Does It Hurt Book Trigger Warnings?
In recent years, the use of trigger warnings has become a topic of debate in various forms of media, including books. Trigger warnings are intended to alert readers to potentially distressing content, allowing them to prepare themselves emotionally or avoid the material altogether. While proponents argue that trigger warnings serve as a form of protection, critics claim that they can hinder intellectual freedom and limit literary exploration. This article aims to explore the question: does it hurt book trigger warnings?
Trigger warnings primarily aim to assist individuals who may have experienced trauma, such as sexual assault, violence, or other sensitive topics. By providing a brief warning, readers can choose to proceed or opt-out if they feel the content may be triggering. However, critics argue that these warnings may create a culture of avoidance, where individuals seek to shield themselves from discomfort rather than confronting challenging ideas or experiences.
One unique fact about trigger warnings is that their origins can be traced back to the field of psychology. Initially, trigger warnings were utilized in therapeutic settings to help individuals with post-traumatic stress disorder (PTSD) manage emotional triggers. The concept then expanded to include a broader range of media, including books, movies, and television shows.
Another interesting fact is that there is limited scientific evidence supporting the effectiveness of trigger warnings. While some individuals may find them helpful, studies have shown mixed results regarding their impact on reducing distress. Additionally, trigger warnings may inadvertently reinforce feelings of vulnerability and prevent individuals from engaging with uncomfortable but necessary discussions.
Furthermore, the debate surrounding trigger warnings often centers on the potential infringement on academic freedom. Critics argue that trigger warnings can lead to self-censorship, as authors may feel compelled to avoid sensitive topics altogether to avoid backlash or controversy. This concern raises questions about the future of open discussion and the exploration of challenging themes in literature.
One controversial aspect of trigger warnings is their subjective nature. What may be triggering for one person may not affect another. Consequently, implementing trigger warnings becomes a complex task, as it is challenging to predict and cater to the diverse triggers that individuals may have. Some critics argue that this subjectivity can lead to an overuse of trigger warnings, potentially diluting their impact and creating a culture of excessive caution.

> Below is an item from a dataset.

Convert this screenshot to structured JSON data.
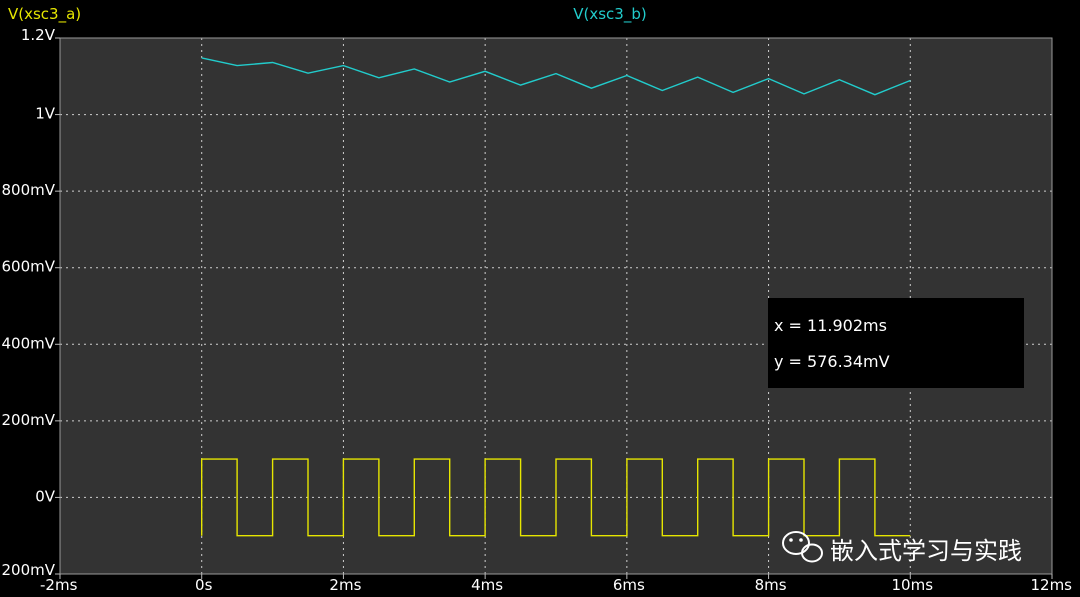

Now, let’s turn our attention to frequently asked questions about trigger warnings:
1. Are trigger warnings a form of censorship?
No, trigger warnings are not a form of censorship. They aim to provide individuals with a heads-up about potentially distressing content without prohibiting access to the material.
2. Do trigger warnings protect individuals from trauma?
While trigger warnings may offer some emotional preparation, there is limited scientific evidence to support their effectiveness in preventing distress or trauma.
3. Should all books come with trigger warnings?
The decision to include trigger warnings in books is subjective and depends on the author’s discretion and the specific content within the book.
4. Are trigger warnings necessary in educational settings?
Opinions regarding trigger warnings in educational settings vary. Some argue that they can be helpful, while others believe they hinder intellectual growth and exploration.
5. Do trigger warnings limit freedom of expression?
Critics argue that trigger warnings can lead to self-censorship, potentially limiting freedom of expression and inhibiting the exploration of challenging themes.
6. Are trigger warnings only relevant for individuals with PTSD?
While trigger warnings were initially developed to assist individuals with PTSD, they have expanded to include a broader range of potential triggers.
7. Do trigger warnings create a culture of avoidance?
Some critics argue that trigger warnings can contribute to a culture of avoidance, where individuals seek to shield themselves from discomfort rather than engaging with challenging ideas.
8. Who decides what content requires a trigger warning?
The decision to include trigger warnings typically falls on the author or publisher, but it can also be influenced by reader feedback or institutional guidelines.
9. Can trigger warnings be helpful for some individuals?
Yes, some individuals may find trigger warnings helpful in managing their emotional responses and deciding which content they feel comfortable engaging with.
10. Do trigger warnings discourage open discussion?
Critics argue that trigger warnings may discourage open discussion by creating an environment where certain topics are avoided or silenced.
11. Are trigger warnings effective in reducing distress?
Studies on the effectiveness of trigger warnings in reducing distress have yielded mixed results, with limited scientific evidence supporting their overall impact.
12. Are trigger warnings mandatory in any country?
The use of trigger warnings is not mandatory in any country. The decision to include them remains at the discretion of authors, publishers, or educational institutions.
13. Can trigger warnings be too broad or vague?
Yes, trigger warnings can be subjective and potentially too broad or vague. This can create challenges in accurately warning readers while avoiding excessive caution.
In conclusion, the debate surrounding trigger warnings in books is multifaceted. While they aim to protect individuals from potential distress, critics argue that they may hinder intellectual freedom and exploration. The effectiveness of trigger warnings remains a subject of debate, and their implementation often involves navigating subjective triggers and concerns about censorship. As society continues to grapple with these issues, it is crucial to consider the potential consequences and ensure that literary exploration and intellectual growth are not compromised.